If Greece leaves the Eurozone and devalues its currency (the drachma), for example, debts denominated in euros or other hard currency will rise proportionally. So Greece cannot leave without repudiating its debts in today’s litigious global economy. Yet Mr. Krugman believes in the old neoclassical nonsense that all that is needed is “devaluation” to lower the cost of domestic labor. It is as if he is indifferent to the suffering that such austerity imposes – as Latin American countries suffered at the hands of IMF austerity plans from the 1970s onward. Costs can “be brought in line by adjusting exchange rates.” The problem thus is simply one of exchange rates (which translates into labor costs in short order). Currency depreciation will (in Mr. Krugman’s trade theory) reduce labor’s cost and other domestic costs to the point where governments can export enough not only to cover their imports, but to pay their foreign-currency debts (which will soar in depreciated local-currency terms).
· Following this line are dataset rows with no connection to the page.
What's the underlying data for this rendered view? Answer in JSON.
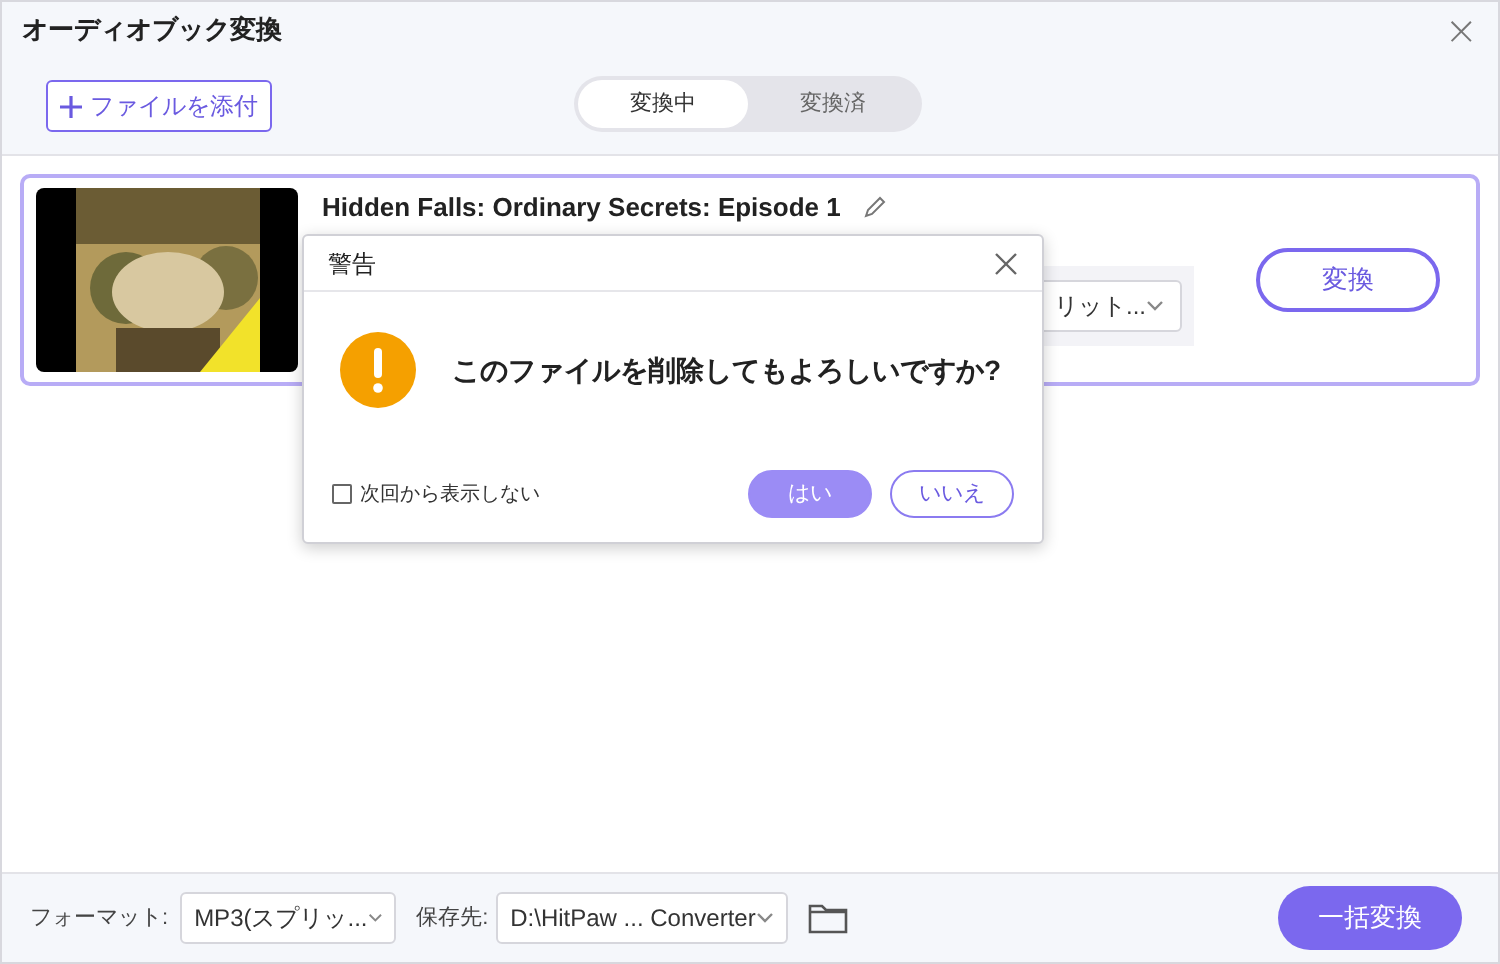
{
  "window": {
    "title": "オーディオブック変換",
    "close": "×"
  },
  "toolbar": {
    "add_button": "ファイルを添付",
    "tabs": [
      {
        "label": "変換中",
        "selected": true
      },
      {
        "label": "変換済",
        "selected": false
      }
    ]
  },
  "files": [
    {
      "title": "Hidden Falls: Ordinary Secrets: Episode 1",
      "format_value": "リット...",
      "convert_button": "変換"
    }
  ],
  "dialog": {
    "title": "警告",
    "message": "このファイルを削除してもよろしいですか?",
    "checkbox": {
      "label": "次回から表示しない",
      "checked": false
    },
    "buttons": [
      {
        "label": "はい",
        "kind": "primary"
      },
      {
        "label": "いいえ",
        "kind": "secondary"
      }
    ]
  },
  "bottom_bar": {
    "format_label": "フォーマット:",
    "format_value": "MP3(スプリッ...",
    "save_label": "保存先:",
    "save_value": "D:\\HitPaw ... Converter",
    "convert_all_button": "一括変換"
  }
}
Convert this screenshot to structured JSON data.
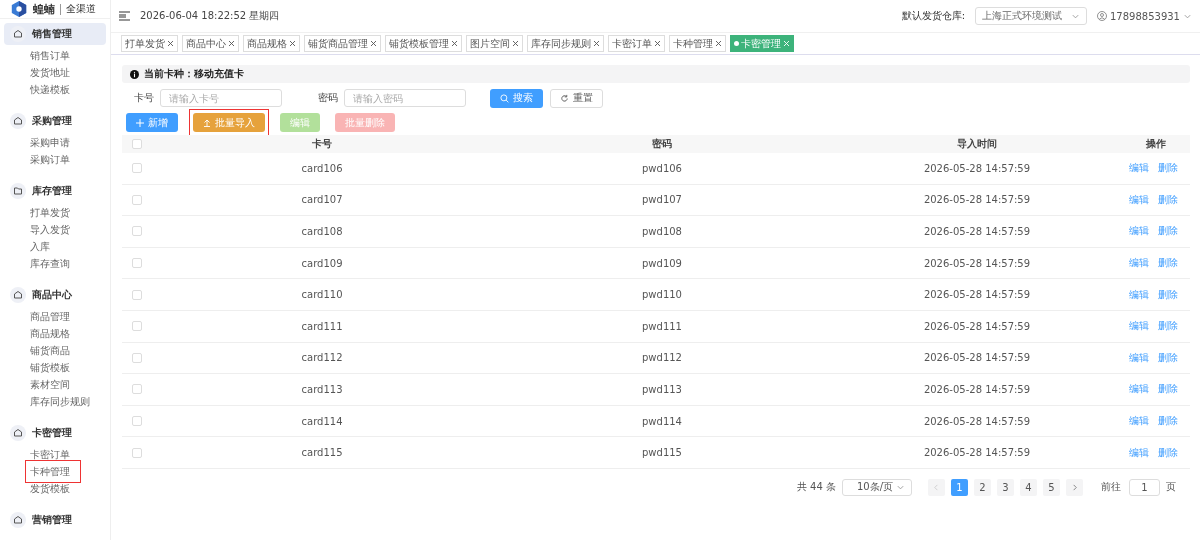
{
  "brand": {
    "name": "蝗蝻",
    "subtitle": "全渠道"
  },
  "header": {
    "datetime": "2026-06-04 18:22:52 星期四",
    "warehouse_label": "默认发货仓库:",
    "warehouse_value": "上海正式环境测试",
    "user": "17898853931"
  },
  "sidebar": {
    "groups": [
      {
        "label": "销售管理",
        "selected": true,
        "items": [
          {
            "label": "销售订单",
            "highlighted": false
          },
          {
            "label": "发货地址",
            "highlighted": false
          },
          {
            "label": "快递模板",
            "highlighted": false
          }
        ]
      },
      {
        "label": "采购管理",
        "selected": false,
        "items": [
          {
            "label": "采购申请",
            "highlighted": false
          },
          {
            "label": "采购订单",
            "highlighted": false
          }
        ]
      },
      {
        "label": "库存管理",
        "selected": false,
        "items": [
          {
            "label": "打单发货",
            "highlighted": false
          },
          {
            "label": "导入发货",
            "highlighted": false
          },
          {
            "label": "入库",
            "highlighted": false
          },
          {
            "label": "库存查询",
            "highlighted": false
          }
        ]
      },
      {
        "label": "商品中心",
        "selected": false,
        "items": [
          {
            "label": "商品管理",
            "highlighted": false
          },
          {
            "label": "商品规格",
            "highlighted": false
          },
          {
            "label": "铺货商品",
            "highlighted": false
          },
          {
            "label": "铺货模板",
            "highlighted": false
          },
          {
            "label": "素材空间",
            "highlighted": false
          },
          {
            "label": "库存同步规则",
            "highlighted": false
          }
        ]
      },
      {
        "label": "卡密管理",
        "selected": false,
        "items": [
          {
            "label": "卡密订单",
            "highlighted": false
          },
          {
            "label": "卡种管理",
            "highlighted": true
          },
          {
            "label": "发货模板",
            "highlighted": false
          }
        ]
      },
      {
        "label": "营销管理",
        "selected": false
      }
    ]
  },
  "tabs": [
    {
      "label": "打单发货",
      "selected": false
    },
    {
      "label": "商品中心",
      "selected": false
    },
    {
      "label": "商品规格",
      "selected": false
    },
    {
      "label": "铺货商品管理",
      "selected": false
    },
    {
      "label": "铺货模板管理",
      "selected": false
    },
    {
      "label": "图片空间",
      "selected": false
    },
    {
      "label": "库存同步规则",
      "selected": false
    },
    {
      "label": "卡密订单",
      "selected": false
    },
    {
      "label": "卡种管理",
      "selected": false
    },
    {
      "label": "卡密管理",
      "selected": true
    }
  ],
  "notice": "当前卡种：移动充值卡",
  "filters": [
    {
      "label": "卡号",
      "placeholder": "请输入卡号"
    },
    {
      "label": "密码",
      "placeholder": "请输入密码"
    }
  ],
  "search_button": "搜索",
  "reset_button": "重置",
  "actions": [
    {
      "label": "新增",
      "kind": "add",
      "disabled": false,
      "highlighted": false
    },
    {
      "label": "批量导入",
      "kind": "import",
      "disabled": false,
      "highlighted": true
    },
    {
      "label": "编辑",
      "kind": "edit",
      "disabled": true,
      "highlighted": false
    },
    {
      "label": "批量删除",
      "kind": "delete",
      "disabled": true,
      "highlighted": false
    }
  ],
  "table": {
    "all_checked": false,
    "columns": [
      "卡号",
      "密码",
      "导入时间",
      "操作"
    ],
    "rows": [
      {
        "card": "card106",
        "password": "pwd106",
        "time": "2026-05-28 14:57:59",
        "checked": false,
        "edit": "编辑",
        "delete": "删除"
      },
      {
        "card": "card107",
        "password": "pwd107",
        "time": "2026-05-28 14:57:59",
        "checked": false,
        "edit": "编辑",
        "delete": "删除"
      },
      {
        "card": "card108",
        "password": "pwd108",
        "time": "2026-05-28 14:57:59",
        "checked": false,
        "edit": "编辑",
        "delete": "删除"
      },
      {
        "card": "card109",
        "password": "pwd109",
        "time": "2026-05-28 14:57:59",
        "checked": false,
        "edit": "编辑",
        "delete": "删除"
      },
      {
        "card": "card110",
        "password": "pwd110",
        "time": "2026-05-28 14:57:59",
        "checked": false,
        "edit": "编辑",
        "delete": "删除"
      },
      {
        "card": "card111",
        "password": "pwd111",
        "time": "2026-05-28 14:57:59",
        "checked": false,
        "edit": "编辑",
        "delete": "删除"
      },
      {
        "card": "card112",
        "password": "pwd112",
        "time": "2026-05-28 14:57:59",
        "checked": false,
        "edit": "编辑",
        "delete": "删除"
      },
      {
        "card": "card113",
        "password": "pwd113",
        "time": "2026-05-28 14:57:59",
        "checked": false,
        "edit": "编辑",
        "delete": "删除"
      },
      {
        "card": "card114",
        "password": "pwd114",
        "time": "2026-05-28 14:57:59",
        "checked": false,
        "edit": "编辑",
        "delete": "删除"
      },
      {
        "card": "card115",
        "password": "pwd115",
        "time": "2026-05-28 14:57:59",
        "checked": false,
        "edit": "编辑",
        "delete": "删除"
      }
    ]
  },
  "pagination": {
    "total": "共 44 条",
    "page_size": "10条/页",
    "pages": [
      {
        "label": "1",
        "selected": true
      },
      {
        "label": "2",
        "selected": false
      },
      {
        "label": "3",
        "selected": false
      },
      {
        "label": "4",
        "selected": false
      },
      {
        "label": "5",
        "selected": false
      }
    ],
    "goto_label": "前往",
    "goto_value": "1",
    "page_unit": "页"
  }
}
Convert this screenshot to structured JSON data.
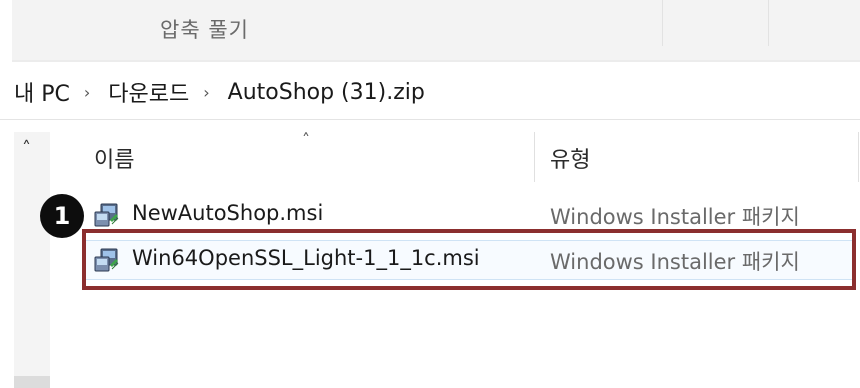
{
  "ribbon": {
    "extract_label": "압축 풀기"
  },
  "breadcrumb": {
    "items": [
      "내 PC",
      "다운로드",
      "AutoShop (31).zip"
    ],
    "separator": "›"
  },
  "columns": {
    "name": "이름",
    "type": "유형"
  },
  "files": [
    {
      "name": "NewAutoShop.msi",
      "type": "Windows Installer 패키지"
    },
    {
      "name": "Win64OpenSSL_Light-1_1_1c.msi",
      "type": "Windows Installer 패키지"
    }
  ],
  "annotation": {
    "step_number": "1",
    "highlight_color": "#8b2e2e"
  }
}
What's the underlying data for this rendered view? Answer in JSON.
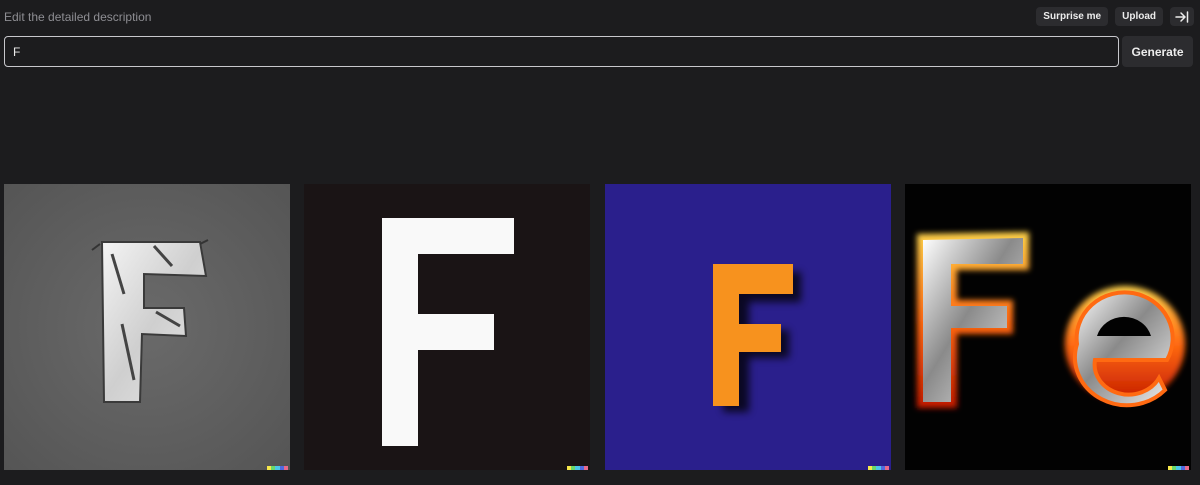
{
  "prompt": {
    "label": "Edit the detailed description",
    "value": "F"
  },
  "actions": {
    "surprise_label": "Surprise me",
    "upload_label": "Upload",
    "collapse_icon": "collapse-right-icon",
    "generate_label": "Generate"
  },
  "results": [
    {
      "style": "metallic-f-on-grey",
      "background": "#5d5d5d"
    },
    {
      "style": "white-f-on-black",
      "background": "#1a1415"
    },
    {
      "style": "orange-f-on-indigo",
      "background": "#2a1f8c"
    },
    {
      "style": "flaming-fe-on-black",
      "background": "#020202"
    }
  ],
  "signature_colors": [
    "#f7e84a",
    "#6ad86a",
    "#4cc6e8",
    "#4e6bdf",
    "#e86a8a"
  ]
}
If this were the case, Germany could have paid its reparations debt by depreciating the mark in 1921. But it did so by a billion-fold and even this did not suffice to pay. Neither neoclassical trade theorists nor Chicago School monetarists get the fact that when public or private debts are denominated in a foreign (hard) currency, devaluation devastates the economy.